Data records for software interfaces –

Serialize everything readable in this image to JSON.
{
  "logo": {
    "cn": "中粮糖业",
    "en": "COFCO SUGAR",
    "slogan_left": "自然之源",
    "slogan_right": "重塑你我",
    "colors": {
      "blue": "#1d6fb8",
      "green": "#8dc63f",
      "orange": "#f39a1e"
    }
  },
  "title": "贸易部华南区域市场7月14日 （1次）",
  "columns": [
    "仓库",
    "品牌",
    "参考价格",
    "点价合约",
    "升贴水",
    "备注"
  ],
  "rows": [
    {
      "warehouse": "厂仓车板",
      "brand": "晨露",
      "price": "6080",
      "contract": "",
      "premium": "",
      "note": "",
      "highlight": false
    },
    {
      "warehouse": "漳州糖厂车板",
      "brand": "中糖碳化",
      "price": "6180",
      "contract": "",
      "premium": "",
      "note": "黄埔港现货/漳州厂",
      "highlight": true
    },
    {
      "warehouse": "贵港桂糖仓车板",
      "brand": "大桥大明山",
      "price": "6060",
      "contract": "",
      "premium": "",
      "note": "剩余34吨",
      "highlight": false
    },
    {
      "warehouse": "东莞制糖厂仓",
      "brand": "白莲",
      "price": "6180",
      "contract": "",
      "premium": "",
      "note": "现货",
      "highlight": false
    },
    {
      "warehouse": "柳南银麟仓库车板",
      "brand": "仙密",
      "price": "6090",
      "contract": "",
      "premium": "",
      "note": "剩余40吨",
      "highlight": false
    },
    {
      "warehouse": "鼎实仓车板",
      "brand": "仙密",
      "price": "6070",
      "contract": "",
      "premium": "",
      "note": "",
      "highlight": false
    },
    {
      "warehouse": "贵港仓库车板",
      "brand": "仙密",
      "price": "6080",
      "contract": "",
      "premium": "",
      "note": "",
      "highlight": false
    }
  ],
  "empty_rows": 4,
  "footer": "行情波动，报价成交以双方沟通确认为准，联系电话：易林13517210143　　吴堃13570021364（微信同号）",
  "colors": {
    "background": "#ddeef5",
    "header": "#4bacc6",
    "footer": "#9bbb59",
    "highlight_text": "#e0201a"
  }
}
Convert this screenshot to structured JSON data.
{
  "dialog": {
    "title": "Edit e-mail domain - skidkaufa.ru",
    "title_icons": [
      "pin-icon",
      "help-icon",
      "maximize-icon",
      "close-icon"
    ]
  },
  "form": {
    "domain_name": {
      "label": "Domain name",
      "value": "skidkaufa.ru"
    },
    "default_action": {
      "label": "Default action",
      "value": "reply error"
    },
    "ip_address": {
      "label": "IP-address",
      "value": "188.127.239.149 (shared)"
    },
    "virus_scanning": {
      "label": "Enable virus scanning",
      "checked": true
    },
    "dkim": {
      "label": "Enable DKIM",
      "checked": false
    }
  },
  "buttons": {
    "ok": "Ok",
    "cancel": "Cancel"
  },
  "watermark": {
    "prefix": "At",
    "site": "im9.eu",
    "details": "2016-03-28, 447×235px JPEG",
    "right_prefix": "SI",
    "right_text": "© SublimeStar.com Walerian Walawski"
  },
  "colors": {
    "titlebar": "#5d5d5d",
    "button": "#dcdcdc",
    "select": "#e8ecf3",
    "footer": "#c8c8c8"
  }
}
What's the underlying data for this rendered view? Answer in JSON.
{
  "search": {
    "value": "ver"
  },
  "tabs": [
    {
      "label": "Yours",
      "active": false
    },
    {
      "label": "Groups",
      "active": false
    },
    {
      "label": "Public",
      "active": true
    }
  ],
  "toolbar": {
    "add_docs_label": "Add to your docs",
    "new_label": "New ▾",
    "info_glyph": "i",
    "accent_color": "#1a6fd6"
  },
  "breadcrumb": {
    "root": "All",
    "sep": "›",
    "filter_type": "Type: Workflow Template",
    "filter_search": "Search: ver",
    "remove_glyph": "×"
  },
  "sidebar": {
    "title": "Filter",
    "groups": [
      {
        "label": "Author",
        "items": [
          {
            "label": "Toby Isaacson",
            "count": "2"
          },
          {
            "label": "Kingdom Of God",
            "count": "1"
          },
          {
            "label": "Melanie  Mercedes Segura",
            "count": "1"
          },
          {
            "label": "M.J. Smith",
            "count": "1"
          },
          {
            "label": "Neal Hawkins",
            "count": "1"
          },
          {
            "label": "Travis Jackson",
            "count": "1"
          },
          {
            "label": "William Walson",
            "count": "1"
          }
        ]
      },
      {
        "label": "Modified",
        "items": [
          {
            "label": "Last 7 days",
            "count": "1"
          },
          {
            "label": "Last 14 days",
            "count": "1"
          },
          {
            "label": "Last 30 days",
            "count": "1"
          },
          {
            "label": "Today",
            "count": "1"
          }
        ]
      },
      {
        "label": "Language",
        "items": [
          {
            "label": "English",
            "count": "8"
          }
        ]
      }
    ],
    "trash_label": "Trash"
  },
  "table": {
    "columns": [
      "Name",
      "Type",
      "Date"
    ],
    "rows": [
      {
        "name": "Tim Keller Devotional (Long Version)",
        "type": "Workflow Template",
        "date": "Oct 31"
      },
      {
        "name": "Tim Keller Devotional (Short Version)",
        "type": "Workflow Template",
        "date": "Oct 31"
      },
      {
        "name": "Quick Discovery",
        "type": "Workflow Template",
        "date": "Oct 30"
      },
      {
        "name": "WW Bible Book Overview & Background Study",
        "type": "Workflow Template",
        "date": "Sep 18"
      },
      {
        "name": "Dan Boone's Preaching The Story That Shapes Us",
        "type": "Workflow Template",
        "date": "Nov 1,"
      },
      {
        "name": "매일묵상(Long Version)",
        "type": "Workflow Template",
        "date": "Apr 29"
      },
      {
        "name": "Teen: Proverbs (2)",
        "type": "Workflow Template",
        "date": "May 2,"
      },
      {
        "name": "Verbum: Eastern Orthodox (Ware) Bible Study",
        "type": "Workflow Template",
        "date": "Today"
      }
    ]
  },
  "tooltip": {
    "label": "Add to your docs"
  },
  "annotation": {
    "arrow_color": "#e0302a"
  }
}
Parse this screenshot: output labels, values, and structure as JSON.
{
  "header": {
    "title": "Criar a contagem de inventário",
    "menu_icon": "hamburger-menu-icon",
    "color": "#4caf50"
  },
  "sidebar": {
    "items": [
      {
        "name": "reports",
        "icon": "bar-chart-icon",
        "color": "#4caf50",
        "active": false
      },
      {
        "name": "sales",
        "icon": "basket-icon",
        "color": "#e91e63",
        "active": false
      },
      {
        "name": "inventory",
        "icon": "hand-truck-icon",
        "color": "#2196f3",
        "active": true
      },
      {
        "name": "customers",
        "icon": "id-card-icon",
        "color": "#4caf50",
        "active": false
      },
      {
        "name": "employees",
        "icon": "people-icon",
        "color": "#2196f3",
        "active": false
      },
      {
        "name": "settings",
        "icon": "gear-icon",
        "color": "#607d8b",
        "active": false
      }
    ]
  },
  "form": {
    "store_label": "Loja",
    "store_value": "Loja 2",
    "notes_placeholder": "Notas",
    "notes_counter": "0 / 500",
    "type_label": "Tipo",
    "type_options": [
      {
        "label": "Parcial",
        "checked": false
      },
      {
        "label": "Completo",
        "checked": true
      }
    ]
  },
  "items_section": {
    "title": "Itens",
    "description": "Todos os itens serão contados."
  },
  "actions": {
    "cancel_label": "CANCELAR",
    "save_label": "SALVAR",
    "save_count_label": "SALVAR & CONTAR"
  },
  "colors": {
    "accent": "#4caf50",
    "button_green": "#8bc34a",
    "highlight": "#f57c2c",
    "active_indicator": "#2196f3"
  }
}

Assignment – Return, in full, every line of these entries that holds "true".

Worked solution –
      "highlight": true
      "checked": true
      "active": true
        "active": true
        "checked": true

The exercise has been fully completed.